Oh my, you don't even understand what a test is.
This my LAST warning, NMinSixMonths OR ELSE...
I will ensure that Law and Order prevails within our community!
May the force be with you!
Does this sort of thing suggest ignoring opening study altogether? It seems to me that the main point is to pay attention to comments like that of GM John Nunn: "... I feel that the main reasons to buy an opening book are to give a good overview of the opening, and to explain general plans and ideas. ..."
Sure. I mean, just staying on the subject of the dragon, having read through a ton of games featuring the Rxc3 sacrifice, it's definitely something I'm primed to look for.
But a lot of the "general plans and ideas" that you need to know are things that apply to all openings: tactics, attacking technique, fighting for the center, etc.

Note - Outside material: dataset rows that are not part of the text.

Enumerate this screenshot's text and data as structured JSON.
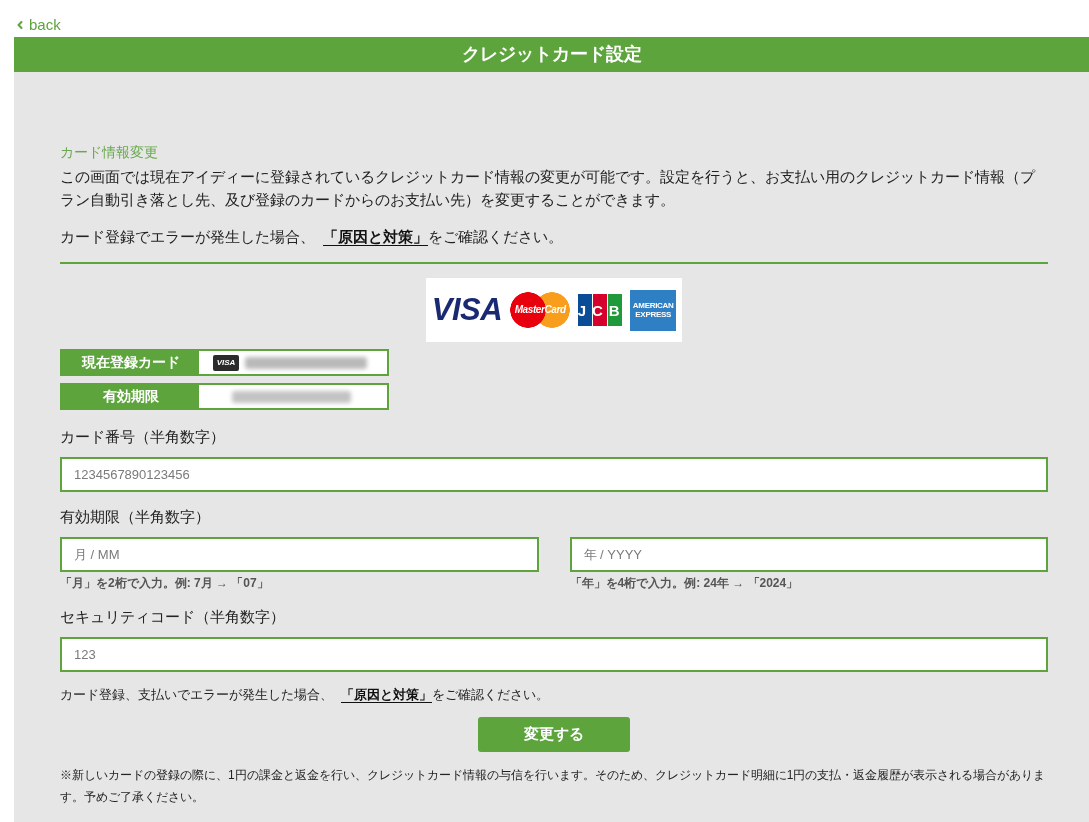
{
  "back_link": {
    "label": "back"
  },
  "header": {
    "title": "クレジットカード設定"
  },
  "section": {
    "heading": "カード情報変更",
    "description": "この画面では現在アイディーに登録されているクレジットカード情報の変更が可能です。設定を行うと、お支払い用のクレジットカード情報（プラン自動引き落とし先、及び登録のカードからのお支払い先）を変更することができます。",
    "error_note": {
      "before": "カード登録でエラーが発生した場合、",
      "link": "「原因と対策」",
      "after": "をご確認ください。"
    }
  },
  "card_brands": [
    {
      "kind": "visa",
      "lines": [
        "VISA"
      ]
    },
    {
      "kind": "mastercard",
      "lines": [
        "MasterCard"
      ]
    },
    {
      "kind": "jcb",
      "lines": [
        "JCB"
      ]
    },
    {
      "kind": "amex",
      "lines": [
        "AMERICAN",
        "EXPRESS"
      ]
    }
  ],
  "registered_card": [
    {
      "kind": "card",
      "label": "現在登録カード",
      "badge": "VISA"
    },
    {
      "kind": "expiry",
      "label": "有効期限"
    }
  ],
  "fields": [
    {
      "label": "カード番号（半角数字）",
      "inputs": [
        {
          "placeholder": "1234567890123456"
        }
      ]
    },
    {
      "label": "有効期限（半角数字）",
      "inputs": [
        {
          "placeholder": "月 / MM",
          "hint": "「月」を2桁で入力。例: 7月 → 「07」"
        },
        {
          "placeholder": "年 / YYYY",
          "hint": "「年」を4桁で入力。例: 24年 → 「2024」"
        }
      ]
    },
    {
      "label": "セキュリティコード（半角数字）",
      "inputs": [
        {
          "placeholder": "123"
        }
      ]
    }
  ],
  "form_error_note": {
    "before": "カード登録、支払いでエラーが発生した場合、",
    "link": "「原因と対策」",
    "after": "をご確認ください。"
  },
  "submit_button": {
    "label": "変更する"
  },
  "notice": "※新しいカードの登録の際に、1円の課金と返金を行い、クレジットカード情報の与信を行います。そのため、クレジットカード明細に1円の支払・返金履歴が表示される場合があります。予めご了承ください。"
}
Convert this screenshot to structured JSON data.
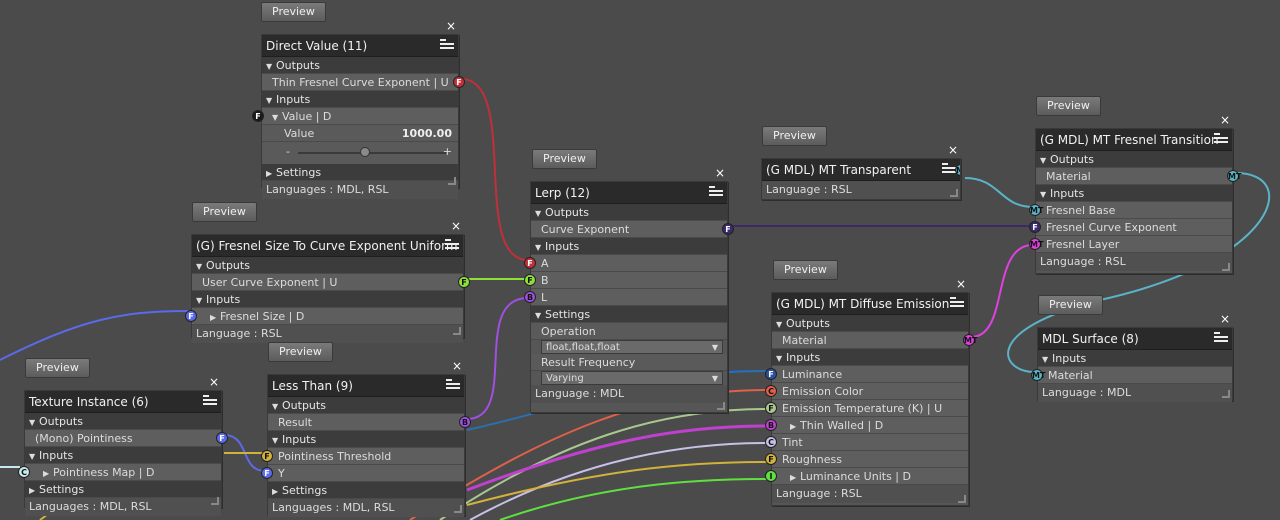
{
  "preview_label": "Preview",
  "nodes": {
    "direct_value": {
      "title": "Direct Value (11)",
      "outputs_label": "Outputs",
      "output": "Thin Fresnel Curve Exponent  | U",
      "inputs_label": "Inputs",
      "value_label": "Value  | D",
      "value_name": "Value",
      "value": "1000.00",
      "minus": "-",
      "plus": "+",
      "settings_label": "Settings",
      "footer": "Languages : MDL, RSL"
    },
    "fresnel_size": {
      "title": "(G) Fresnel Size To Curve Exponent Uniform",
      "outputs_label": "Outputs",
      "output": "User Curve Exponent  | U",
      "inputs_label": "Inputs",
      "input": "Fresnel Size  | D",
      "footer": "Language : RSL"
    },
    "lerp": {
      "title": "Lerp (12)",
      "outputs_label": "Outputs",
      "output": "Curve Exponent",
      "inputs_label": "Inputs",
      "in_a": "A",
      "in_b": "B",
      "in_l": "L",
      "settings_label": "Settings",
      "operation_label": "Operation",
      "operation_value": "float,float,float",
      "result_freq_label": "Result Frequency",
      "result_freq_value": "Varying",
      "footer": "Language : MDL"
    },
    "transparent": {
      "title": "(G MDL) MT Transparent",
      "footer": "Language : RSL"
    },
    "fresnel_transition": {
      "title": "(G MDL) MT Fresnel Transition",
      "outputs_label": "Outputs",
      "output": "Material",
      "inputs_label": "Inputs",
      "in1": "Fresnel Base",
      "in2": "Fresnel Curve Exponent",
      "in3": "Fresnel Layer",
      "footer": "Language : RSL"
    },
    "diffuse_emission": {
      "title": "(G MDL) MT Diffuse Emission",
      "outputs_label": "Outputs",
      "output": "Material",
      "inputs_label": "Inputs",
      "in1": "Luminance",
      "in2": "Emission Color",
      "in3": "Emission Temperature (K)  | U",
      "in4": "Thin Walled  | D",
      "in5": "Tint",
      "in6": "Roughness",
      "in7": "Luminance Units  | D",
      "footer": "Language : RSL"
    },
    "mdl_surface": {
      "title": "MDL Surface (8)",
      "inputs_label": "Inputs",
      "input": "Material",
      "footer": "Language : MDL"
    },
    "less_than": {
      "title": "Less Than (9)",
      "outputs_label": "Outputs",
      "output": "Result",
      "inputs_label": "Inputs",
      "in1": "Pointiness Threshold",
      "in2": "Y",
      "settings_label": "Settings",
      "footer": "Languages : MDL, RSL"
    },
    "texture_instance": {
      "title": "Texture Instance (6)",
      "outputs_label": "Outputs",
      "output": "(Mono) Pointiness",
      "inputs_label": "Inputs",
      "input": "Pointiness Map  | D",
      "settings_label": "Settings",
      "footer": "Languages : MDL, RSL"
    }
  },
  "ports": {
    "F": "F",
    "B": "B",
    "C": "C",
    "MT": "MT",
    "I": "I"
  },
  "colors": {
    "float_red": "#c0303a",
    "float_green": "#8ee03a",
    "float_blue": "#5a6ae8",
    "float_yellow": "#d2b23a",
    "bool_purple": "#a050e0",
    "color_red": "#e0604a",
    "color_pale": "#c8c0e8",
    "material_cyan": "#5ab4c8",
    "material_magenta": "#e040e0",
    "curve_navy": "#3a2a6a",
    "int_green": "#60e040"
  }
}
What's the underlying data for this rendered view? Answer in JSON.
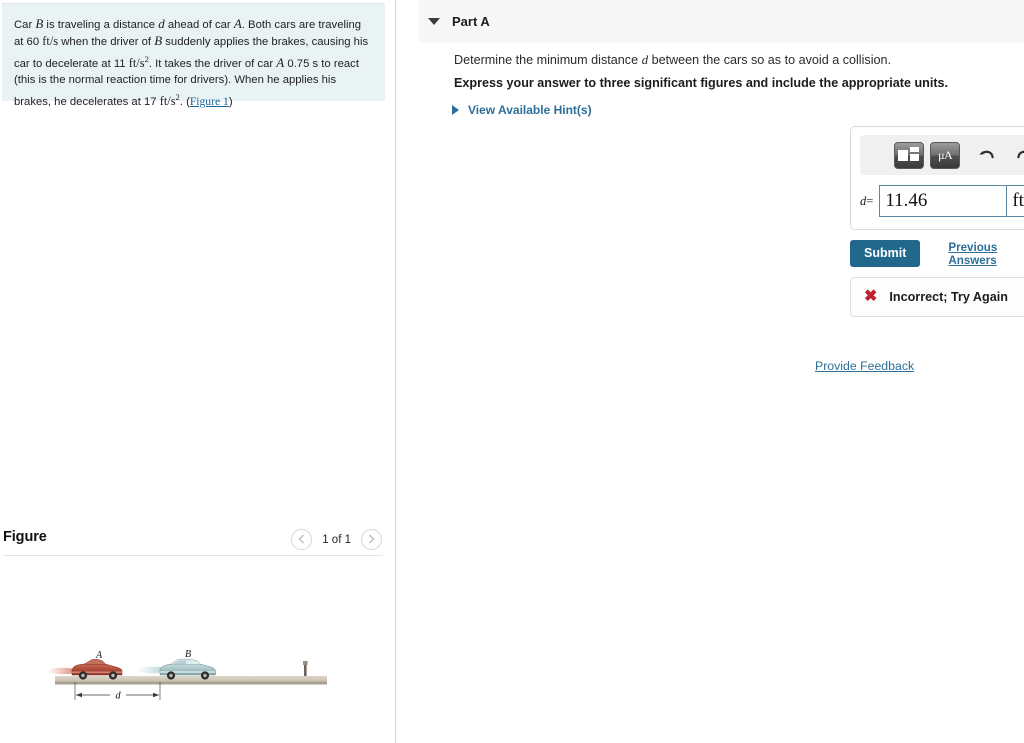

In any event, I was not advocating never reading an open book. I was responding to the OP's question about why he can't just memorize opening moves and play like a GM. I didn't realize the thread was quite so long when I posted, though, so I understand if it perhaps seems like I was responding to something else.
@kindaspongey What is your opinion on the topic? ...
The quotes in post #21 seem to me to be worthy of attention.
... I think many people misunderstand that learning the opening doesn't mean spamming/and memorizing thousands of variation/subvariations.
It means learning opening principles, the resulting middlegames/endgames/pawn structures, tactics, traps, strategies etc. After some time there is nothing wrong with looking at some lines.
I just look at one line and learn the first 3-5 moves and then test it in blitz/bullet. After losing/winning I analyze my mistakes. ...
I get the impression that your thinking is similar to the post #21 quotes.
"... Overall, I would advise most players to stick to a fairly limited range of openings, and not to worry about learning too much by heart. ..." - FM Steve Giddins (2008)"... the average player only needs to know a limited amount about the openings he plays. Providing he understands the main aims of the opening, a few typical plans and a handful of basic variations, that is enough. ..." - FM Steve Giddins (2008)
thx for your reply! Yeah you nailed it. The truth always lies somewhere in the middle.
... I think this discussion is divided into 2 big camps who are both wrong.
What do you think?
My impression is that most participants have approximately the same view as the post #21 quotes.
My impression is that some participants haven't read the early pages.
Why should we?
If u like to study the opening, do that. The studying is 100 times better than doing nothing.
Good job, good job
Black openings matter. White openings... not so much.